**Work required**. All of the data below needs to be set down again, exactly as shown.

**Data entries**.
= = = =

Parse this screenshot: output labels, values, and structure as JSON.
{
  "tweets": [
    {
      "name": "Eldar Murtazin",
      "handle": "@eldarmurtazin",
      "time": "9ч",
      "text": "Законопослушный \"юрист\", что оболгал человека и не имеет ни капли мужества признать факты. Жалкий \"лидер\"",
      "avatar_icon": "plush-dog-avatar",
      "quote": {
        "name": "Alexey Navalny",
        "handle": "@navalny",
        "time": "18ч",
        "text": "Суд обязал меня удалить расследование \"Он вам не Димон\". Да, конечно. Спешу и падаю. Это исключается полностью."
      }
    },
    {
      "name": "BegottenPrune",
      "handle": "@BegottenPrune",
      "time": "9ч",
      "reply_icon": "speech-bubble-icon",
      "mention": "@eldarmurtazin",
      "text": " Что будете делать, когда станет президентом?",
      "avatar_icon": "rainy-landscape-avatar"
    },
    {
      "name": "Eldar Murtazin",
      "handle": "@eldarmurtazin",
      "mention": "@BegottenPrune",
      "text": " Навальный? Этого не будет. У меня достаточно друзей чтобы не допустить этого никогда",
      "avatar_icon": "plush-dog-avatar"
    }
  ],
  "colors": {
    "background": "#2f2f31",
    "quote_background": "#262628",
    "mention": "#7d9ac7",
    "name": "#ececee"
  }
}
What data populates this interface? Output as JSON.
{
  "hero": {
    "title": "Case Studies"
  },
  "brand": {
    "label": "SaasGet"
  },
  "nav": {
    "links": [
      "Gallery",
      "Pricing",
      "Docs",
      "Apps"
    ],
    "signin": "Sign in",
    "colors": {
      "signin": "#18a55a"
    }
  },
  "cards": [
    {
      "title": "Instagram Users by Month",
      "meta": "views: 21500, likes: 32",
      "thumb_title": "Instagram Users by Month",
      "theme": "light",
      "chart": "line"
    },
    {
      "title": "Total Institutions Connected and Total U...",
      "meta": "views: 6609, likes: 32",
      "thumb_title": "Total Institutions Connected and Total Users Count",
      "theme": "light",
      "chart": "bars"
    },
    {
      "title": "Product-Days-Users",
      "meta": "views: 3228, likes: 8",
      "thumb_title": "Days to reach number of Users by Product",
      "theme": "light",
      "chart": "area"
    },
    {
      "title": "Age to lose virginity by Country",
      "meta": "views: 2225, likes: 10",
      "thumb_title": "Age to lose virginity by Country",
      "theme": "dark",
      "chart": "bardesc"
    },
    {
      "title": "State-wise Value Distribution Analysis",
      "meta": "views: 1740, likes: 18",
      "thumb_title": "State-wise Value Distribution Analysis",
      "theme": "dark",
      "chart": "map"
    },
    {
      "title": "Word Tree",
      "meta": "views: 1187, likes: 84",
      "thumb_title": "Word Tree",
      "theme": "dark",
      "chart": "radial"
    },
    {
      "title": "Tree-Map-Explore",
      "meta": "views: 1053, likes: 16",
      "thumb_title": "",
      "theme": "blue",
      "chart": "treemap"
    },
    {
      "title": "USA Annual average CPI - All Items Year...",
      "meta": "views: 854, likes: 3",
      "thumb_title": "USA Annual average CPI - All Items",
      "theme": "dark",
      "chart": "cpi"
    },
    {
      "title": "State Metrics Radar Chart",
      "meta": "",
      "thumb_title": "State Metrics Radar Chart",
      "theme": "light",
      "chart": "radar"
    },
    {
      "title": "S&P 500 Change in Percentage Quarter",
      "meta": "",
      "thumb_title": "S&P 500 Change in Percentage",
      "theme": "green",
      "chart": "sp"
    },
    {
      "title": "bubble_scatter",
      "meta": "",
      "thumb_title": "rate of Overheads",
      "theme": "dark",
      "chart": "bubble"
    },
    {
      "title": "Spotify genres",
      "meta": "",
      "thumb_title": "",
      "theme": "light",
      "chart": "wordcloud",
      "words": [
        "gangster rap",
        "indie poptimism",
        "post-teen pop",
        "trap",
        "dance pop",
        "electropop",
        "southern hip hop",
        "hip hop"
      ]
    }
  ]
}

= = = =

**Expected answer**.
Parse this screenshot: output labels, values, and structure as JSON.
{
  "tweets": [
    {
      "name": "Eldar Murtazin",
      "handle": "@eldarmurtazin",
      "time": "9ч",
      "text": "Законопослушный \"юрист\", что оболгал человека и не имеет ни капли мужества признать факты. Жалкий \"лидер\"",
      "avatar_icon": "plush-dog-avatar",
      "quote": {
        "name": "Alexey Navalny",
        "handle": "@navalny",
        "time": "18ч",
        "text": "Суд обязал меня удалить расследование \"Он вам не Димон\". Да, конечно. Спешу и падаю. Это исключается полностью."
      }
    },
    {
      "name": "BegottenPrune",
      "handle": "@BegottenPrune",
      "time": "9ч",
      "reply_icon": "speech-bubble-icon",
      "mention": "@eldarmurtazin",
      "text": " Что будете делать, когда станет президентом?",
      "avatar_icon": "rainy-landscape-avatar"
    },
    {
      "name": "Eldar Murtazin",
      "handle": "@eldarmurtazin",
      "mention": "@BegottenPrune",
      "text": " Навальный? Этого не будет. У меня достаточно друзей чтобы не допустить этого никогда",
      "avatar_icon": "plush-dog-avatar"
    }
  ],
  "colors": {
    "background": "#2f2f31",
    "quote_background": "#262628",
    "mention": "#7d9ac7",
    "name": "#ececee"
  }
}
What data populates this interface? Output as JSON.
{
  "hero": {
    "title": "Case Studies"
  },
  "brand": {
    "label": "SaasGet"
  },
  "nav": {
    "links": [
      "Gallery",
      "Pricing",
      "Docs",
      "Apps"
    ],
    "signin": "Sign in",
    "colors": {
      "signin": "#18a55a"
    }
  },
  "cards": [
    {
      "title": "Instagram Users by Month",
      "meta": "views: 21500, likes: 32",
      "thumb_title": "Instagram Users by Month",
      "theme": "light",
      "chart": "line"
    },
    {
      "title": "Total Institutions Connected and Total U...",
      "meta": "views: 6609, likes: 32",
      "thumb_title": "Total Institutions Connected and Total Users Count",
      "theme": "light",
      "chart": "bars"
    },
    {
      "title": "Product-Days-Users",
      "meta": "views: 3228, likes: 8",
      "thumb_title": "Days to reach number of Users by Product",
      "theme": "light",
      "chart": "area"
    },
    {
      "title": "Age to lose virginity by Country",
      "meta": "views: 2225, likes: 10",
      "thumb_title": "Age to lose virginity by Country",
      "theme": "dark",
      "chart": "bardesc"
    },
    {
      "title": "State-wise Value Distribution Analysis",
      "meta": "views: 1740, likes: 18",
      "thumb_title": "State-wise Value Distribution Analysis",
      "theme": "dark",
      "chart": "map"
    },
    {
      "title": "Word Tree",
      "meta": "views: 1187, likes: 84",
      "thumb_title": "Word Tree",
      "theme": "dark",
      "chart": "radial"
    },
    {
      "title": "Tree-Map-Explore",
      "meta": "views: 1053, likes: 16",
      "thumb_title": "",
      "theme": "blue",
      "chart": "treemap"
    },
    {
      "title": "USA Annual average CPI - All Items Year...",
      "meta": "views: 854, likes: 3",
      "thumb_title": "USA Annual average CPI - All Items",
      "theme": "dark",
      "chart": "cpi"
    },
    {
      "title": "State Metrics Radar Chart",
      "meta": "",
      "thumb_title": "State Metrics Radar Chart",
      "theme": "light",
      "chart": "radar"
    },
    {
      "title": "S&P 500 Change in Percentage Quarter",
      "meta": "",
      "thumb_title": "S&P 500 Change in Percentage",
      "theme": "green",
      "chart": "sp"
    },
    {
      "title": "bubble_scatter",
      "meta": "",
      "thumb_title": "rate of Overheads",
      "theme": "dark",
      "chart": "bubble"
    },
    {
      "title": "Spotify genres",
      "meta": "",
      "thumb_title": "",
      "theme": "light",
      "chart": "wordcloud",
      "words": [
        "gangster rap",
        "indie poptimism",
        "post-teen pop",
        "trap",
        "dance pop",
        "electropop",
        "southern hip hop",
        "hip hop"
      ]
    }
  ]
}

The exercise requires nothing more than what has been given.